[Provided data — start]

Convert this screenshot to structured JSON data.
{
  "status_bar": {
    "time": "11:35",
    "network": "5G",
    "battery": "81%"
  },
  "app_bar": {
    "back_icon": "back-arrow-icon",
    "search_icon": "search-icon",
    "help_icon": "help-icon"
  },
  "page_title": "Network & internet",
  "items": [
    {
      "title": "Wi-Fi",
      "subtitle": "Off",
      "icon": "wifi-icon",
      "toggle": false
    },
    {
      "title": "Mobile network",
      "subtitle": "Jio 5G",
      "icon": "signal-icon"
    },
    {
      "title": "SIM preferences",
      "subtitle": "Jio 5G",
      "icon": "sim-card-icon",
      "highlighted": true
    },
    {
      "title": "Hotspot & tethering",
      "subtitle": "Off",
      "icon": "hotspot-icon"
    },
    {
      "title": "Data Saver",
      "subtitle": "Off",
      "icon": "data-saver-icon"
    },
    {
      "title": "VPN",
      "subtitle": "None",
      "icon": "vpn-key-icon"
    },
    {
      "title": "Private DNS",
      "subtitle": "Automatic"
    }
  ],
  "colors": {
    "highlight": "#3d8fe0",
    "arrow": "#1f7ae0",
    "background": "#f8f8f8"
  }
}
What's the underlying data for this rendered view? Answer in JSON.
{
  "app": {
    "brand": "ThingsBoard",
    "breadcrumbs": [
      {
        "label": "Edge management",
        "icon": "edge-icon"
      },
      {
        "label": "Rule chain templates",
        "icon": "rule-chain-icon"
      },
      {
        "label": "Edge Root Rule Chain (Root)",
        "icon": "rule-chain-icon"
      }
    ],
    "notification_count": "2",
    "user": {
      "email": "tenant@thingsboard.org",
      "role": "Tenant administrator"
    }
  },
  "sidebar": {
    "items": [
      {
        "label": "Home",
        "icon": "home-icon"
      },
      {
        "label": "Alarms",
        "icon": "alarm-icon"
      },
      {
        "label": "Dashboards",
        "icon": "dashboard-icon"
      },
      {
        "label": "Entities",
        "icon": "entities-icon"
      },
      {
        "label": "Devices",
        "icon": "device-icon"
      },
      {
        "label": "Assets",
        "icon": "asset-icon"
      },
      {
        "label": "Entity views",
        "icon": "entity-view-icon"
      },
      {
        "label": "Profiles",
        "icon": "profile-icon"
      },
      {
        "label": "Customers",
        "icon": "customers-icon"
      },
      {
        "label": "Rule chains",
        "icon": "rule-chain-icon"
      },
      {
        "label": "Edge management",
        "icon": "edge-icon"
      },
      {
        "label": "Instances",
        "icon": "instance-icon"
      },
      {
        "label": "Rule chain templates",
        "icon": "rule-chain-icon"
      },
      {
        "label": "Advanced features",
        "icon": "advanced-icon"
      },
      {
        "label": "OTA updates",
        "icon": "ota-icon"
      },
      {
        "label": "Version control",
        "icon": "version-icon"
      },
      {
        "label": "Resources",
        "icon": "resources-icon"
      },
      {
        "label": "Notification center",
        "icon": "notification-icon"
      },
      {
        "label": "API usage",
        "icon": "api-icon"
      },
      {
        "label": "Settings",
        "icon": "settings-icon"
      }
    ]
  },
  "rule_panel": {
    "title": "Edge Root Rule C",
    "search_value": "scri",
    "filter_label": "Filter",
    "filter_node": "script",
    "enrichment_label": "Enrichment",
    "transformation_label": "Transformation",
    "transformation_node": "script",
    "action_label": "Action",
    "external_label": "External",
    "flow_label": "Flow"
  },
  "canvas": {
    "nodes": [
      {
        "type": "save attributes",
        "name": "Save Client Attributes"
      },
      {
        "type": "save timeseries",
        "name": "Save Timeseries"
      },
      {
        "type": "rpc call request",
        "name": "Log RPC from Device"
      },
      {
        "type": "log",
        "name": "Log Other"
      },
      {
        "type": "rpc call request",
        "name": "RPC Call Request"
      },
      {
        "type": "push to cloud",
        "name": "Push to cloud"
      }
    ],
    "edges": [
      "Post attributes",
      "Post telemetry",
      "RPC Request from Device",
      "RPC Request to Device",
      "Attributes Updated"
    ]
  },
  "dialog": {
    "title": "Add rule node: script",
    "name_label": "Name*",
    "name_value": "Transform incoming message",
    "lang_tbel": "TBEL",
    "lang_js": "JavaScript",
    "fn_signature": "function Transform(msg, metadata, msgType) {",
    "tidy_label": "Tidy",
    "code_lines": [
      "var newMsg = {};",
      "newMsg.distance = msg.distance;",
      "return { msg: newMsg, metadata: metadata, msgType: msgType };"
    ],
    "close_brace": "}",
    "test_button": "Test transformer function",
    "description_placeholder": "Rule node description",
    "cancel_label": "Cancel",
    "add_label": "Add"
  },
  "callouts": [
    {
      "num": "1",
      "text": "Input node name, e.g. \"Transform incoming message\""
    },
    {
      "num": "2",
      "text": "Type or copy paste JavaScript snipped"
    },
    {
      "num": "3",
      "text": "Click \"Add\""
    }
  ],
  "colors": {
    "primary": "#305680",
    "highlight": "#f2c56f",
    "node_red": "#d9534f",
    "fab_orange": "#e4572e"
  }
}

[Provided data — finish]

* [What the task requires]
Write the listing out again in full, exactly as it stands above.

* [Answer box]
Convert this screenshot to structured JSON data.
{
  "status_bar": {
    "time": "11:35",
    "network": "5G",
    "battery": "81%"
  },
  "app_bar": {
    "back_icon": "back-arrow-icon",
    "search_icon": "search-icon",
    "help_icon": "help-icon"
  },
  "page_title": "Network & internet",
  "items": [
    {
      "title": "Wi-Fi",
      "subtitle": "Off",
      "icon": "wifi-icon",
      "toggle": false
    },
    {
      "title": "Mobile network",
      "subtitle": "Jio 5G",
      "icon": "signal-icon"
    },
    {
      "title": "SIM preferences",
      "subtitle": "Jio 5G",
      "icon": "sim-card-icon",
      "highlighted": true
    },
    {
      "title": "Hotspot & tethering",
      "subtitle": "Off",
      "icon": "hotspot-icon"
    },
    {
      "title": "Data Saver",
      "subtitle": "Off",
      "icon": "data-saver-icon"
    },
    {
      "title": "VPN",
      "subtitle": "None",
      "icon": "vpn-key-icon"
    },
    {
      "title": "Private DNS",
      "subtitle": "Automatic"
    }
  ],
  "colors": {
    "highlight": "#3d8fe0",
    "arrow": "#1f7ae0",
    "background": "#f8f8f8"
  }
}
What's the underlying data for this rendered view? Answer in JSON.
{
  "app": {
    "brand": "ThingsBoard",
    "breadcrumbs": [
      {
        "label": "Edge management",
        "icon": "edge-icon"
      },
      {
        "label": "Rule chain templates",
        "icon": "rule-chain-icon"
      },
      {
        "label": "Edge Root Rule Chain (Root)",
        "icon": "rule-chain-icon"
      }
    ],
    "notification_count": "2",
    "user": {
      "email": "tenant@thingsboard.org",
      "role": "Tenant administrator"
    }
  },
  "sidebar": {
    "items": [
      {
        "label": "Home",
        "icon": "home-icon"
      },
      {
        "label": "Alarms",
        "icon": "alarm-icon"
      },
      {
        "label": "Dashboards",
        "icon": "dashboard-icon"
      },
      {
        "label": "Entities",
        "icon": "entities-icon"
      },
      {
        "label": "Devices",
        "icon": "device-icon"
      },
      {
        "label": "Assets",
        "icon": "asset-icon"
      },
      {
        "label": "Entity views",
        "icon": "entity-view-icon"
      },
      {
        "label": "Profiles",
        "icon": "profile-icon"
      },
      {
        "label": "Customers",
        "icon": "customers-icon"
      },
      {
        "label": "Rule chains",
        "icon": "rule-chain-icon"
      },
      {
        "label": "Edge management",
        "icon": "edge-icon"
      },
      {
        "label": "Instances",
        "icon": "instance-icon"
      },
      {
        "label": "Rule chain templates",
        "icon": "rule-chain-icon"
      },
      {
        "label": "Advanced features",
        "icon": "advanced-icon"
      },
      {
        "label": "OTA updates",
        "icon": "ota-icon"
      },
      {
        "label": "Version control",
        "icon": "version-icon"
      },
      {
        "label": "Resources",
        "icon": "resources-icon"
      },
      {
        "label": "Notification center",
        "icon": "notification-icon"
      },
      {
        "label": "API usage",
        "icon": "api-icon"
      },
      {
        "label": "Settings",
        "icon": "settings-icon"
      }
    ]
  },
  "rule_panel": {
    "title": "Edge Root Rule C",
    "search_value": "scri",
    "filter_label": "Filter",
    "filter_node": "script",
    "enrichment_label": "Enrichment",
    "transformation_label": "Transformation",
    "transformation_node": "script",
    "action_label": "Action",
    "external_label": "External",
    "flow_label": "Flow"
  },
  "canvas": {
    "nodes": [
      {
        "type": "save attributes",
        "name": "Save Client Attributes"
      },
      {
        "type": "save timeseries",
        "name": "Save Timeseries"
      },
      {
        "type": "rpc call request",
        "name": "Log RPC from Device"
      },
      {
        "type": "log",
        "name": "Log Other"
      },
      {
        "type": "rpc call request",
        "name": "RPC Call Request"
      },
      {
        "type": "push to cloud",
        "name": "Push to cloud"
      }
    ],
    "edges": [
      "Post attributes",
      "Post telemetry",
      "RPC Request from Device",
      "RPC Request to Device",
      "Attributes Updated"
    ]
  },
  "dialog": {
    "title": "Add rule node: script",
    "name_label": "Name*",
    "name_value": "Transform incoming message",
    "lang_tbel": "TBEL",
    "lang_js": "JavaScript",
    "fn_signature": "function Transform(msg, metadata, msgType) {",
    "tidy_label": "Tidy",
    "code_lines": [
      "var newMsg = {};",
      "newMsg.distance = msg.distance;",
      "return { msg: newMsg, metadata: metadata, msgType: msgType };"
    ],
    "close_brace": "}",
    "test_button": "Test transformer function",
    "description_placeholder": "Rule node description",
    "cancel_label": "Cancel",
    "add_label": "Add"
  },
  "callouts": [
    {
      "num": "1",
      "text": "Input node name, e.g. \"Transform incoming message\""
    },
    {
      "num": "2",
      "text": "Type or copy paste JavaScript snipped"
    },
    {
      "num": "3",
      "text": "Click \"Add\""
    }
  ],
  "colors": {
    "primary": "#305680",
    "highlight": "#f2c56f",
    "node_red": "#d9534f",
    "fab_orange": "#e4572e"
  }
}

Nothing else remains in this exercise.